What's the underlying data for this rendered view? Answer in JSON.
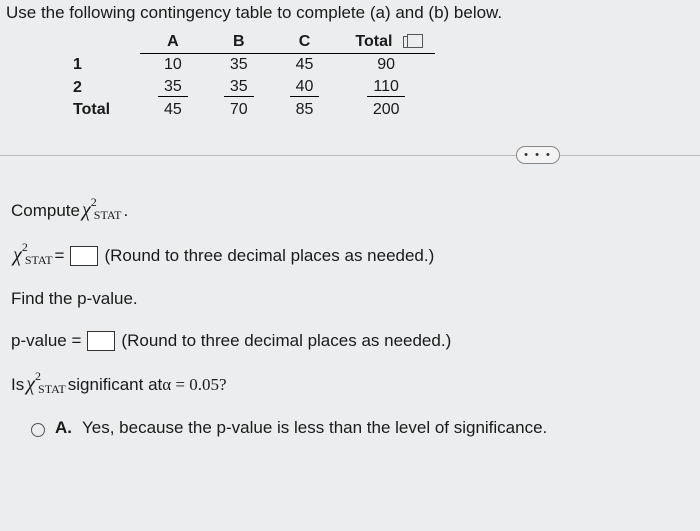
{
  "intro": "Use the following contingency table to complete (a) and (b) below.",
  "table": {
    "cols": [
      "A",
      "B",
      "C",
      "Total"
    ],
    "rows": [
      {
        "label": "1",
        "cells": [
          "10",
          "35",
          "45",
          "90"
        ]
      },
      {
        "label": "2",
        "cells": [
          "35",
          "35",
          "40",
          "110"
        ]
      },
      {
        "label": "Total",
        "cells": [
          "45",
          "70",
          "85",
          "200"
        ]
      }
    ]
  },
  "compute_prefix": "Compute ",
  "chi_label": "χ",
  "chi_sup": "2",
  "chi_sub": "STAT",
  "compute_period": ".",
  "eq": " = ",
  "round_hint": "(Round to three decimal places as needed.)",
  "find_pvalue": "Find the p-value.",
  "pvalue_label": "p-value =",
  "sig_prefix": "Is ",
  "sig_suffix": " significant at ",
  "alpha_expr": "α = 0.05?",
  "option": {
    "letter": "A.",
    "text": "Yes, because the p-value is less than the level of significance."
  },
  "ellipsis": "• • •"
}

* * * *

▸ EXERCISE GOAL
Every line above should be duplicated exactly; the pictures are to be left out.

▸ YOUR RESPONSE
What's the underlying data for this rendered view? Answer in JSON.
{
  "intro": "Use the following contingency table to complete (a) and (b) below.",
  "table": {
    "cols": [
      "A",
      "B",
      "C",
      "Total"
    ],
    "rows": [
      {
        "label": "1",
        "cells": [
          "10",
          "35",
          "45",
          "90"
        ]
      },
      {
        "label": "2",
        "cells": [
          "35",
          "35",
          "40",
          "110"
        ]
      },
      {
        "label": "Total",
        "cells": [
          "45",
          "70",
          "85",
          "200"
        ]
      }
    ]
  },
  "compute_prefix": "Compute ",
  "chi_label": "χ",
  "chi_sup": "2",
  "chi_sub": "STAT",
  "compute_period": ".",
  "eq": " = ",
  "round_hint": "(Round to three decimal places as needed.)",
  "find_pvalue": "Find the p-value.",
  "pvalue_label": "p-value =",
  "sig_prefix": "Is ",
  "sig_suffix": " significant at ",
  "alpha_expr": "α = 0.05?",
  "option": {
    "letter": "A.",
    "text": "Yes, because the p-value is less than the level of significance."
  },
  "ellipsis": "• • •"
}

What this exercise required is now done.